Work to complete |
As you look over the data below, please find each line where the word "Ctrl" appears, then copy it.

Source data |

☆ ☆ ☆

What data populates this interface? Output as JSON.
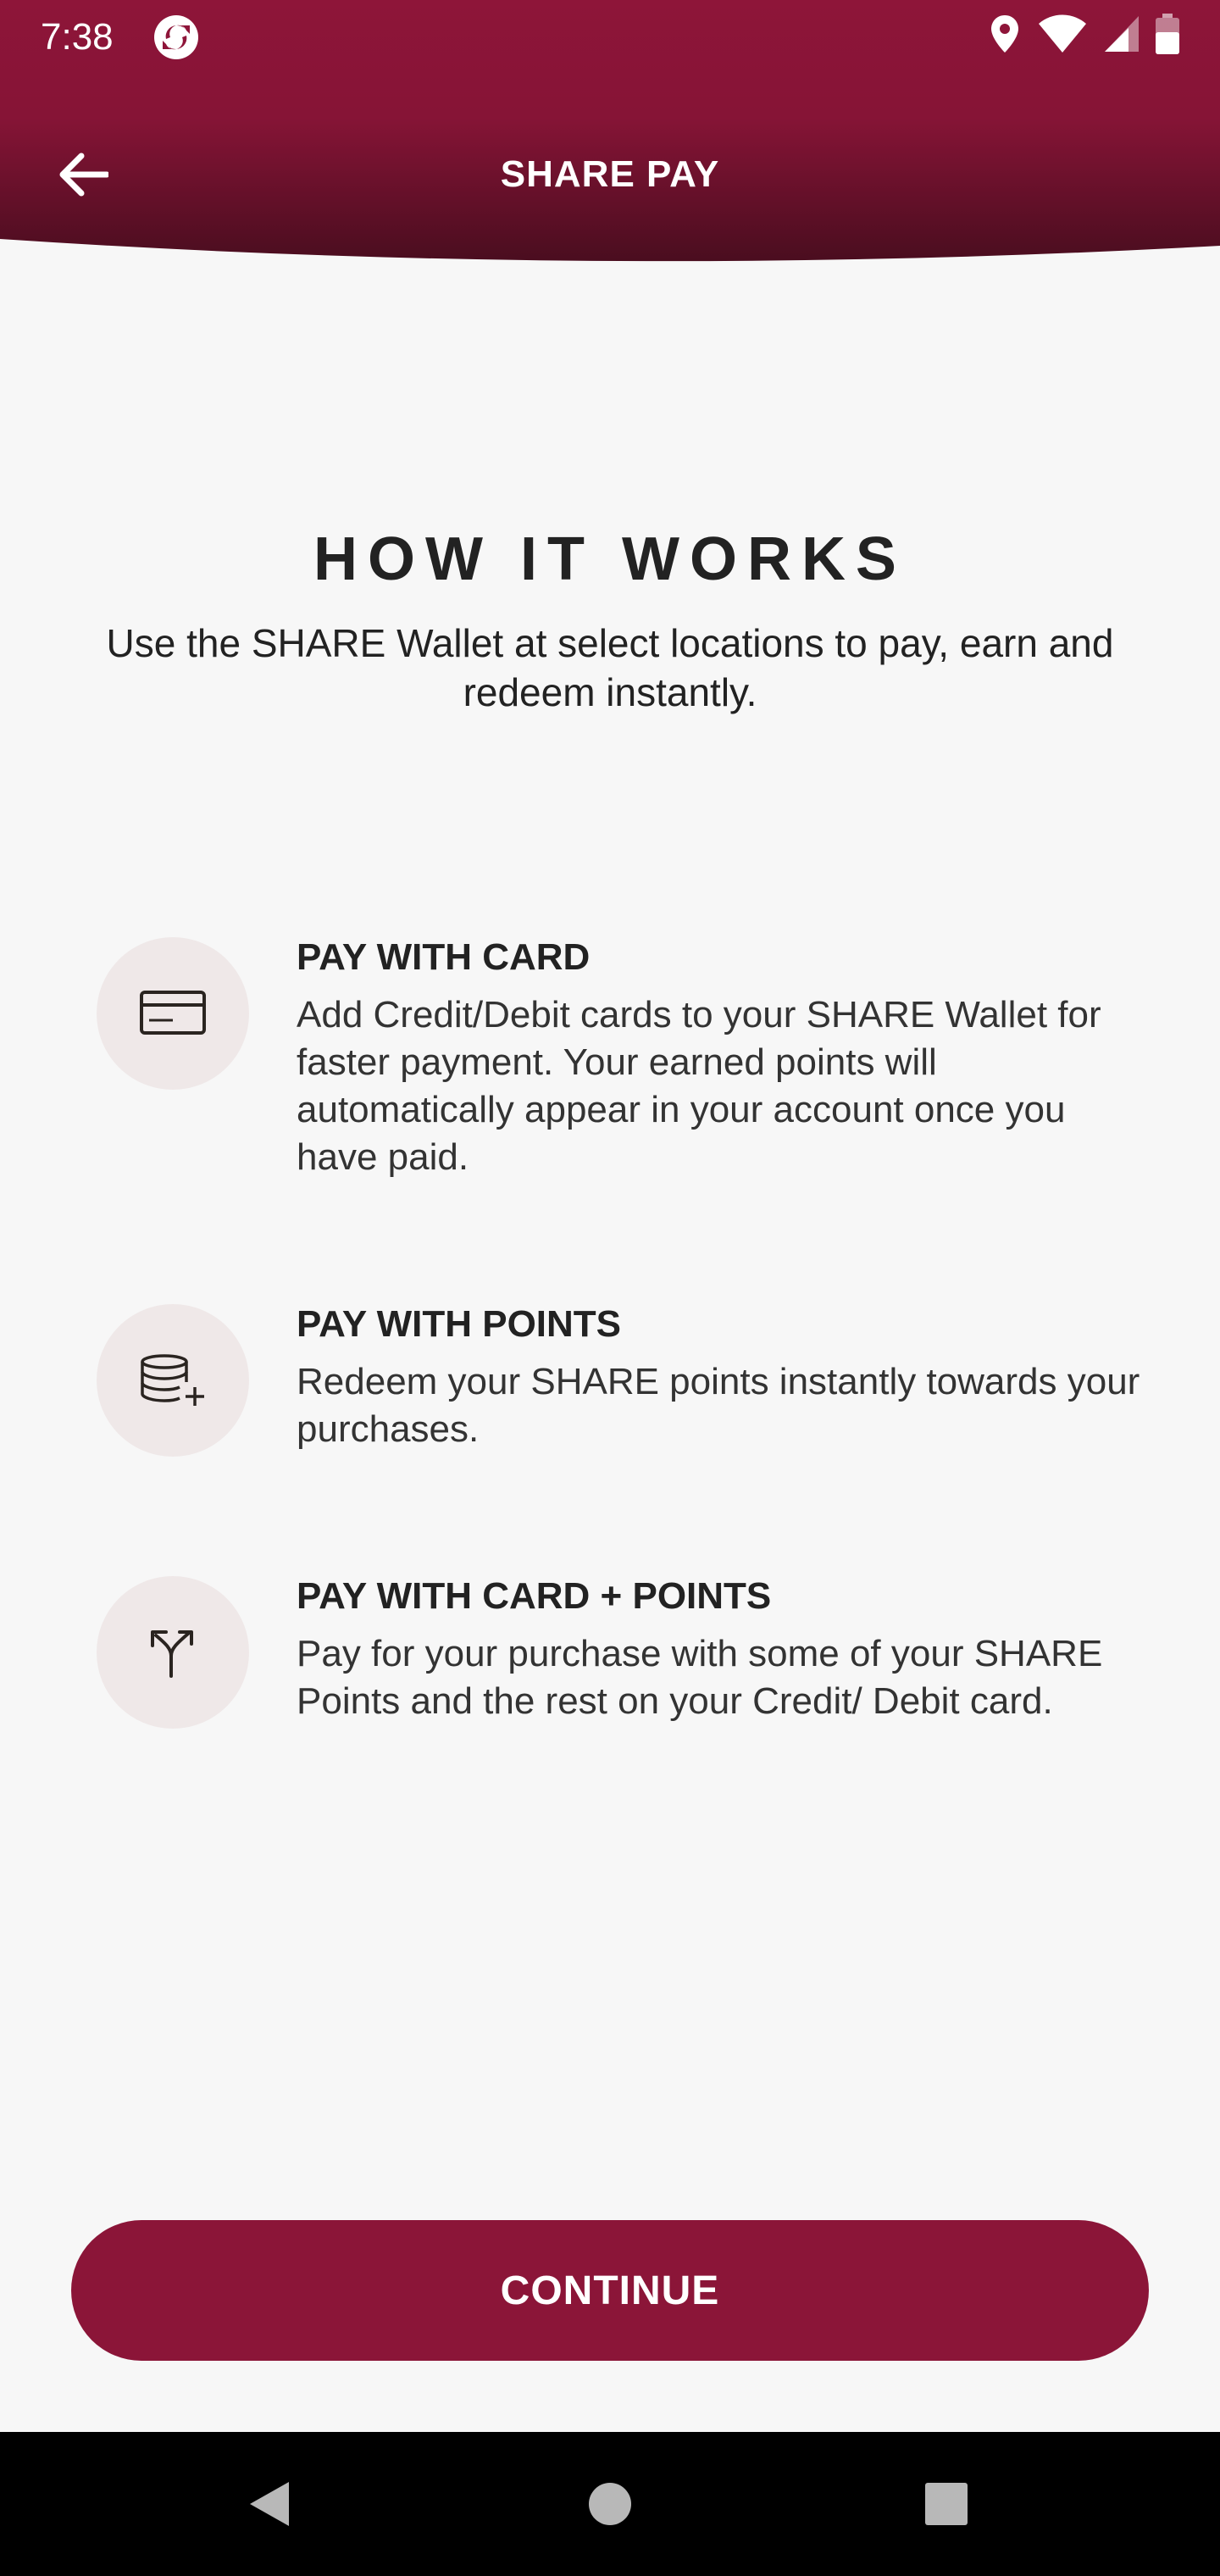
{
  "colors": {
    "brand": "#8b1538",
    "brand_dark": "#4d0c1f",
    "background": "#f7f7f7",
    "icon_circle": "#efe8e8",
    "text": "#222222"
  },
  "status_bar": {
    "time": "7:38",
    "icons": [
      "app-sync-icon",
      "location-icon",
      "wifi-icon",
      "signal-icon",
      "battery-icon"
    ]
  },
  "header": {
    "title": "SHARE PAY",
    "back_icon": "arrow-left-icon"
  },
  "intro": {
    "title": "HOW IT WORKS",
    "description": "Use the SHARE Wallet at select locations to pay, earn and redeem instantly."
  },
  "features": [
    {
      "icon": "credit-card-icon",
      "title": "PAY WITH CARD",
      "description": "Add Credit/Debit cards to your SHARE Wallet for faster payment. Your earned points will automatically appear in your account once you have paid."
    },
    {
      "icon": "coins-plus-icon",
      "title": "PAY WITH POINTS",
      "description": "Redeem your SHARE points instantly towards your purchases."
    },
    {
      "icon": "split-arrow-icon",
      "title": "PAY WITH CARD + POINTS",
      "description": "Pay for your purchase with some of your SHARE Points and the rest on your Credit/ Debit card."
    }
  ],
  "continue_button": {
    "label": "CONTINUE"
  },
  "nav_bar": {
    "icons": [
      "back-triangle-icon",
      "home-circle-icon",
      "recents-square-icon"
    ]
  }
}
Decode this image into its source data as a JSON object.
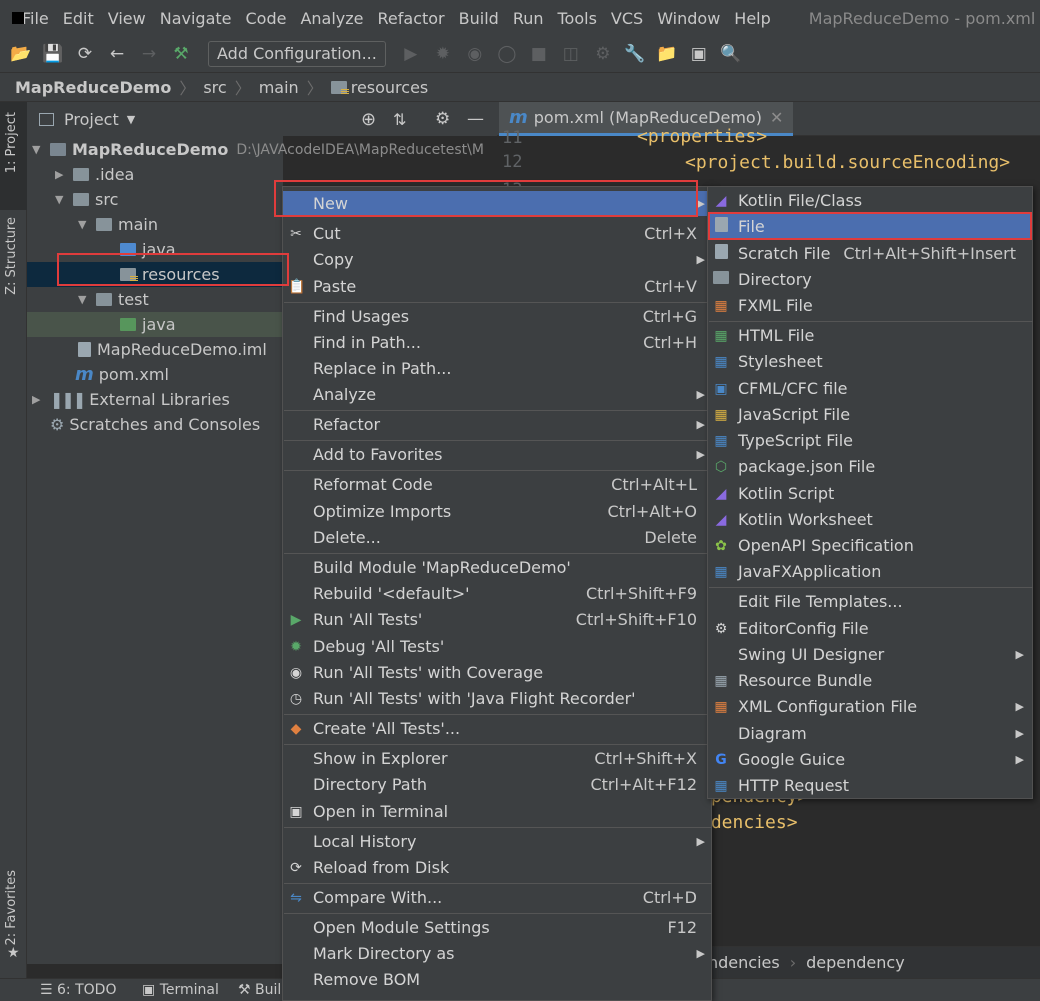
{
  "menubar": {
    "items": [
      "File",
      "Edit",
      "View",
      "Navigate",
      "Code",
      "Analyze",
      "Refactor",
      "Build",
      "Run",
      "Tools",
      "VCS",
      "Window",
      "Help"
    ],
    "window_title": "MapReduceDemo - pom.xml (M"
  },
  "toolbar": {
    "add_config": "Add Configuration..."
  },
  "breadcrumb": {
    "items": [
      "MapReduceDemo",
      "src",
      "main",
      "resources"
    ]
  },
  "side_tabs": {
    "project": "1: Project",
    "structure": "Z: Structure",
    "favorites": "2: Favorites"
  },
  "project_panel": {
    "title": "Project"
  },
  "tree": {
    "root": "MapReduceDemo",
    "root_path": "D:\\JAVAcodeIDEA\\MapReducetest\\M",
    "idea": ".idea",
    "src": "src",
    "main": "main",
    "java": "java",
    "resources": "resources",
    "test": "test",
    "test_java": "java",
    "iml": "MapReduceDemo.iml",
    "pom": "pom.xml",
    "ext_libs": "External Libraries",
    "scratches": "Scratches and Consoles"
  },
  "editor": {
    "tab_label": "pom.xml (MapReduceDemo)",
    "tab_icon": "m",
    "lines": [
      "11",
      "12",
      "13"
    ],
    "code": [
      "<properties>",
      "<project.build.sourceEncoding>",
      "ependency>",
      "ndencies>"
    ],
    "bread": [
      "ndencies",
      "dependency"
    ]
  },
  "context_menu": [
    {
      "label": "New",
      "shortcut": "",
      "icon": "",
      "sub": true
    },
    {
      "label": "Cut",
      "shortcut": "Ctrl+X",
      "icon": "scissors-icon"
    },
    {
      "label": "Copy",
      "shortcut": "",
      "icon": "",
      "sub": true
    },
    {
      "label": "Paste",
      "shortcut": "Ctrl+V",
      "icon": "clipboard-icon"
    },
    {
      "label": "Find Usages",
      "shortcut": "Ctrl+G"
    },
    {
      "label": "Find in Path...",
      "shortcut": "Ctrl+H"
    },
    {
      "label": "Replace in Path...",
      "shortcut": ""
    },
    {
      "label": "Analyze",
      "shortcut": "",
      "sub": true
    },
    {
      "label": "Refactor",
      "shortcut": "",
      "sub": true
    },
    {
      "label": "Add to Favorites",
      "shortcut": "",
      "sub": true
    },
    {
      "label": "Reformat Code",
      "shortcut": "Ctrl+Alt+L"
    },
    {
      "label": "Optimize Imports",
      "shortcut": "Ctrl+Alt+O"
    },
    {
      "label": "Delete...",
      "shortcut": "Delete"
    },
    {
      "label": "Build Module 'MapReduceDemo'",
      "shortcut": ""
    },
    {
      "label": "Rebuild '<default>'",
      "shortcut": "Ctrl+Shift+F9"
    },
    {
      "label": "Run 'All Tests'",
      "shortcut": "Ctrl+Shift+F10",
      "icon": "run-icon"
    },
    {
      "label": "Debug 'All Tests'",
      "shortcut": "",
      "icon": "debug-icon"
    },
    {
      "label": "Run 'All Tests' with Coverage",
      "shortcut": "",
      "icon": "coverage-icon"
    },
    {
      "label": "Run 'All Tests' with 'Java Flight Recorder'",
      "shortcut": "",
      "icon": "profiler-icon"
    },
    {
      "label": "Create 'All Tests'...",
      "shortcut": "",
      "icon": "create-test-icon"
    },
    {
      "label": "Show in Explorer",
      "shortcut": "Ctrl+Shift+X"
    },
    {
      "label": "Directory Path",
      "shortcut": "Ctrl+Alt+F12"
    },
    {
      "label": "Open in Terminal",
      "shortcut": "",
      "icon": "terminal-icon"
    },
    {
      "label": "Local History",
      "shortcut": "",
      "sub": true
    },
    {
      "label": "Reload from Disk",
      "shortcut": "",
      "icon": "reload-icon"
    },
    {
      "label": "Compare With...",
      "shortcut": "Ctrl+D",
      "icon": "compare-icon"
    },
    {
      "label": "Open Module Settings",
      "shortcut": "F12"
    },
    {
      "label": "Mark Directory as",
      "shortcut": "",
      "sub": true
    },
    {
      "label": "Remove BOM",
      "shortcut": ""
    }
  ],
  "new_submenu": [
    {
      "label": "Kotlin File/Class",
      "shortcut": ""
    },
    {
      "label": "File",
      "shortcut": ""
    },
    {
      "label": "Scratch File",
      "shortcut": "Ctrl+Alt+Shift+Insert"
    },
    {
      "label": "Directory",
      "shortcut": ""
    },
    {
      "label": "FXML File",
      "shortcut": ""
    },
    {
      "label": "HTML File",
      "shortcut": ""
    },
    {
      "label": "Stylesheet",
      "shortcut": ""
    },
    {
      "label": "CFML/CFC file",
      "shortcut": ""
    },
    {
      "label": "JavaScript File",
      "shortcut": ""
    },
    {
      "label": "TypeScript File",
      "shortcut": ""
    },
    {
      "label": "package.json File",
      "shortcut": ""
    },
    {
      "label": "Kotlin Script",
      "shortcut": ""
    },
    {
      "label": "Kotlin Worksheet",
      "shortcut": ""
    },
    {
      "label": "OpenAPI Specification",
      "shortcut": ""
    },
    {
      "label": "JavaFXApplication",
      "shortcut": ""
    },
    {
      "label": "Edit File Templates...",
      "shortcut": ""
    },
    {
      "label": "EditorConfig File",
      "shortcut": ""
    },
    {
      "label": "Swing UI Designer",
      "shortcut": "",
      "sub": true
    },
    {
      "label": "Resource Bundle",
      "shortcut": ""
    },
    {
      "label": "XML Configuration File",
      "shortcut": "",
      "sub": true
    },
    {
      "label": "Diagram",
      "shortcut": "",
      "sub": true
    },
    {
      "label": "Google Guice",
      "shortcut": "",
      "sub": true
    },
    {
      "label": "HTTP Request",
      "shortcut": ""
    }
  ],
  "statusbar": {
    "todo": "6: TODO",
    "terminal": "Terminal",
    "build": "Buil"
  }
}
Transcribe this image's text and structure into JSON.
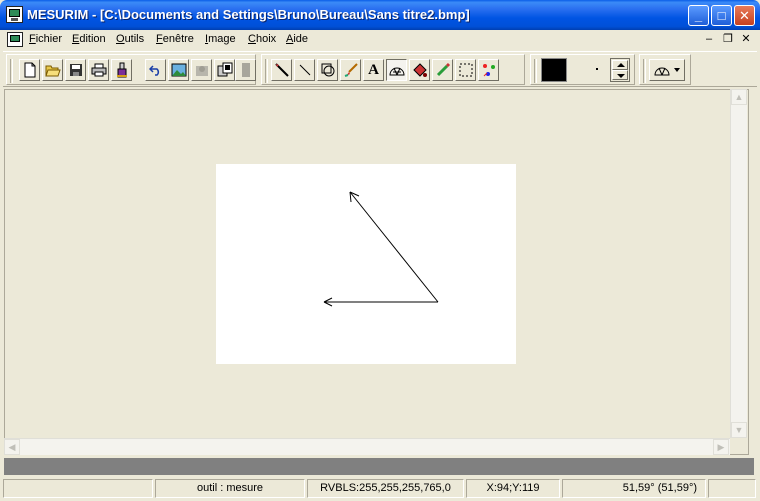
{
  "window": {
    "title": "MESURIM - [C:\\Documents and Settings\\Bruno\\Bureau\\Sans titre2.bmp]",
    "app_icon": "mesurim-app-icon",
    "controls": {
      "minimize": "_",
      "maximize": "□",
      "close": "✕"
    }
  },
  "menu": {
    "items": [
      {
        "label": "Fichier"
      },
      {
        "label": "Edition"
      },
      {
        "label": "Outils"
      },
      {
        "label": "Fenêtre"
      },
      {
        "label": "Image"
      },
      {
        "label": "Choix"
      },
      {
        "label": "Aide"
      }
    ],
    "mdi_controls": {
      "minimize": "–",
      "restore": "❐",
      "close": "✕"
    }
  },
  "toolbar": {
    "file_tools": [
      "new-document-icon",
      "open-folder-icon",
      "save-disk-icon",
      "print-icon",
      "lab-flask-icon"
    ],
    "edit_tools": [
      "undo-icon",
      "image-icon",
      "paste-disabled-icon",
      "copy-image-icon",
      "disabled-icon"
    ],
    "draw_tools": [
      "pencil-icon",
      "line-icon",
      "polygon-icon",
      "brush-icon",
      "text-icon",
      "protractor-icon",
      "bucket-icon",
      "eyedropper-icon",
      "selection-rect-icon",
      "color-points-icon"
    ],
    "text_tool_label": "A",
    "active_tool": "protractor-icon",
    "current_color": "#000000"
  },
  "statusbar": {
    "tool": "outil : mesure",
    "color_values": "RVBLS:255,255,255,765,0",
    "coordinates": "X:94;Y:119",
    "angle": "51,59° (51,59°)"
  }
}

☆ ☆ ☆

Written answer |
      "shortcut": "Ctrl+X",
      "shortcut": "Ctrl+V",
      "shortcut": "Ctrl+G"
      "shortcut": "Ctrl+H"
      "shortcut": "Ctrl+Alt+L"
      "shortcut": "Ctrl+Alt+O"
      "shortcut": "Ctrl+Shift+F9"
      "shortcut": "Ctrl+Shift+F10",
      "shortcut": "Ctrl+Shift+X"
      "shortcut": "Ctrl+Alt+F12"
      "shortcut": "Ctrl+D",
      "shortcut": "Ctrl+Alt+Shift+Insert"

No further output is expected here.